Crowchild: My great-grandmother’s English name was Maggie, but her traditional name was Naaditoshi, which is my daughter’s name; it means “looking for something good after a battle.” My great-grandmother was also a tradeswoman. She had to learn Cree and she had to learn Blackfoot. Smart woman to speak those three tough languages. That’s pretty amazing when you don’t learn that in a classroom. She was learning it by word-of-mouth and sitting with the elders and learning it directly from them. She had to learn to be able to go and trade. We always had an Indigenous trading route throughout Turtle Island, and she was one of the tradeswomen. She would bring in food or goods.
C&I: I wonder what she would have made of Barbie. We started our conversation talking about how Barbie essentially led to your design career because you had to create your own doll and her clothes out of paper drawings. Did you ever own a Barbie?
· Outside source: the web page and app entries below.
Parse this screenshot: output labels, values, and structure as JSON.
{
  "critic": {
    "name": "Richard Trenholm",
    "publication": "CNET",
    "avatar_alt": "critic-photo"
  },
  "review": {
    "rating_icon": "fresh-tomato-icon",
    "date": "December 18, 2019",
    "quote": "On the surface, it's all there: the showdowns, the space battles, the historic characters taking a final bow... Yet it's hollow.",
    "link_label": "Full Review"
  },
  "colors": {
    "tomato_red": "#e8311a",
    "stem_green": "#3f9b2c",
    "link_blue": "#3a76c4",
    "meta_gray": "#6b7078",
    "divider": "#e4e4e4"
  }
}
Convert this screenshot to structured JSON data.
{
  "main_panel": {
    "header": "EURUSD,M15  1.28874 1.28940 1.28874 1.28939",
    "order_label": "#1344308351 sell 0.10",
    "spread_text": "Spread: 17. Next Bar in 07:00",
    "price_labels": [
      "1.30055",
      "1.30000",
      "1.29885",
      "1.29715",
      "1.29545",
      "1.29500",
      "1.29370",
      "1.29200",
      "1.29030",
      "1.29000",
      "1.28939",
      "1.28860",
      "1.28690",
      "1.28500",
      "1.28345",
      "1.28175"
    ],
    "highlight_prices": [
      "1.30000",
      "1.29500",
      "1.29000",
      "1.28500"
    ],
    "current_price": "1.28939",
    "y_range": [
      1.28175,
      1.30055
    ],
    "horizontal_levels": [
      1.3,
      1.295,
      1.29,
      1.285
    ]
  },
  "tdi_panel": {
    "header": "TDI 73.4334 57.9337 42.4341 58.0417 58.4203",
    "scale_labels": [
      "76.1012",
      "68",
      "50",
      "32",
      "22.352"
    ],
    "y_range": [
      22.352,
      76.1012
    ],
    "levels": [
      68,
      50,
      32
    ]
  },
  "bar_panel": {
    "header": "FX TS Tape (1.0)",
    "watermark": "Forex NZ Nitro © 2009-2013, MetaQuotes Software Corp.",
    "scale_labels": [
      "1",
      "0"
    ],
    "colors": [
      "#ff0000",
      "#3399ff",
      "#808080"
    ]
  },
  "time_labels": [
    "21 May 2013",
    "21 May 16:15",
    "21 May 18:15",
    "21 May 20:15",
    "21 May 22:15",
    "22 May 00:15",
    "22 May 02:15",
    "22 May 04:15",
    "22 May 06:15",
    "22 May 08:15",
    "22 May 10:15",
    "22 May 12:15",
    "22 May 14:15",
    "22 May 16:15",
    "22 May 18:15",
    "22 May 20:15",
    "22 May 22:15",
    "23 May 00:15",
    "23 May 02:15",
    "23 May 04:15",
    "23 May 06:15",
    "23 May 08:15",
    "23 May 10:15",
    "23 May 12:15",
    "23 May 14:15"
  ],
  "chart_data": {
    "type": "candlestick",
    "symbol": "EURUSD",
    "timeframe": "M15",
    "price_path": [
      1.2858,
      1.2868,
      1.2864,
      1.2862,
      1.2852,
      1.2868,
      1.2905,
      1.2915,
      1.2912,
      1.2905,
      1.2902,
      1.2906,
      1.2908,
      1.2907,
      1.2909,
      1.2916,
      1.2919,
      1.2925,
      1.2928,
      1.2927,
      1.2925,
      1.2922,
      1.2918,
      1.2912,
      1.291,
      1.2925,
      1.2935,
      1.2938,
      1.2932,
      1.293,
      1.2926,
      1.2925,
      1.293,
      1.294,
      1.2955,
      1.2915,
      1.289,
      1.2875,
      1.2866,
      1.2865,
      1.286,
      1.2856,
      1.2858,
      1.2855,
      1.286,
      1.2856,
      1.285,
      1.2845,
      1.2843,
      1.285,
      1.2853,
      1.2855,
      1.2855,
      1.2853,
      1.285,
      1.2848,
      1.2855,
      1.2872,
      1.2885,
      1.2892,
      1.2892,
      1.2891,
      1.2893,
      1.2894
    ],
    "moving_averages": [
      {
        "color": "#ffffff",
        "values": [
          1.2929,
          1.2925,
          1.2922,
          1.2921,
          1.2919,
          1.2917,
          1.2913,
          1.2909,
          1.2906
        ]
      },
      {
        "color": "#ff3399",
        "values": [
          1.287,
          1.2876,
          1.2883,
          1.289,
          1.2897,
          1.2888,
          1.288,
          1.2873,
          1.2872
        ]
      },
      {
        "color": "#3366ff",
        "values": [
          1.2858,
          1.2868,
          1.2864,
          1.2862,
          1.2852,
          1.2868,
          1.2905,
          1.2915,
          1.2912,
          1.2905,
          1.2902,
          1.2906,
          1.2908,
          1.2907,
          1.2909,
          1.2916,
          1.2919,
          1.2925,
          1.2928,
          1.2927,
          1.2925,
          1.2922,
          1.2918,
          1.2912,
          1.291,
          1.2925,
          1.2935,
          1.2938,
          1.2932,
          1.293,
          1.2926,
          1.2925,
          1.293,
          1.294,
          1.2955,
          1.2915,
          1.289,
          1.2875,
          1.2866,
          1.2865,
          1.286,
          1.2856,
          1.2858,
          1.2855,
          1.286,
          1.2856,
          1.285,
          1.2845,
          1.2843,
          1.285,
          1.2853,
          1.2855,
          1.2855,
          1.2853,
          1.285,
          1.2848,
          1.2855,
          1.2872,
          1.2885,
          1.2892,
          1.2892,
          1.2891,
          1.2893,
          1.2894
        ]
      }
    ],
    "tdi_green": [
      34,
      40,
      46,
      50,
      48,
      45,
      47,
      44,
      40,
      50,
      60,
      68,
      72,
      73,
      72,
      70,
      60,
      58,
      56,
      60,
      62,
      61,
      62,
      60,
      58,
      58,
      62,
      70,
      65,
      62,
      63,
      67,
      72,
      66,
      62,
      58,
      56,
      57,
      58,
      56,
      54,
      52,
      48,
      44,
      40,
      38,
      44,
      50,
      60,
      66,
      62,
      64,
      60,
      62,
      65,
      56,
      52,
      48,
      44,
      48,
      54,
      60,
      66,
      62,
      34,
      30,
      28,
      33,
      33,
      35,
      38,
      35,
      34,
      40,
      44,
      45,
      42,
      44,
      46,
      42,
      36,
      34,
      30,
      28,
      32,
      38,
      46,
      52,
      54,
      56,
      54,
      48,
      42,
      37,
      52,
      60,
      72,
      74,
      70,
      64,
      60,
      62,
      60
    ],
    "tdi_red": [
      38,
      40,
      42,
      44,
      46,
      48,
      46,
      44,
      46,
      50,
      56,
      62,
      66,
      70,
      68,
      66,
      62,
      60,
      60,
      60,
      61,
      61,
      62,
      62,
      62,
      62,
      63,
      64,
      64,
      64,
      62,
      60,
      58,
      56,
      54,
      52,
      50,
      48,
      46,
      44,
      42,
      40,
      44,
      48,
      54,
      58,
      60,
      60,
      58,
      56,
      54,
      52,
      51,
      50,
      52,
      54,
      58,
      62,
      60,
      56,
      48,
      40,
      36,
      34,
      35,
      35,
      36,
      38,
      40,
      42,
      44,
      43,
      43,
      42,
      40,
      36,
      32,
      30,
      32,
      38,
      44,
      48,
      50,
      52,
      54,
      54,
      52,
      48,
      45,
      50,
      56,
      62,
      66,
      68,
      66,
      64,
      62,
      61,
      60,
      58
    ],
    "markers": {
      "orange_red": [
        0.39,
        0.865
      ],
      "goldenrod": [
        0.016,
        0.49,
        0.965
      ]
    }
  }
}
Crowchild: I never owned a Barbie.
C&I: How did it make you feel to buy your daughter her first Barbie?
Crowchild: It was a moment of pride because Barbie has such a significance for young girls and even boys. When my daughter asked for one, I just said, “Yes, of course.” And, of course, I bought her, like, the biggest dollhouse. Well, it wasn't the biggest, but it was big. It took us three hours to build.
C&I: Have you seen the movie? What do you think about the mainstream media reaction on the Barbie phenomenon today?
Crowchild: We didn't see the movie. My reaction to [the Barbie phenomenon] is I think the color pink. That's why I incorporated the pink in my show — because it just brings that significance. It’s the Barbie color, and it’s bright and empowering. But for my daughters, I think it’s giving them what they want and something I couldn’t have as a kid and being able to provide as a mother and spoil them.
C&I: Your Fashion Week is coming to a wrap, and you're heading back to Canada — I should say Tsuut’ina. What are your goals over the next year? Are we going to see you back at New York Fashion Week in 2024?
Crowchild: I would like to. It was pretty intense. Thank goodness for my assistant. She’s like me, working this whole summer. I felt bad for my kids. They didn't really have a summer because I was just plugging away and creating the pieces. I would have to really think if I wanted to do another show. It would be maybe more private or personal rather than going through an organization.
C&I: Maybe a space of your own, a studio that you invite people to, where it’s all about Stephanie Crowchild.
Crowchild: Yeah, that would be a goal.
You can find Stephanie Crowchild on Instagram.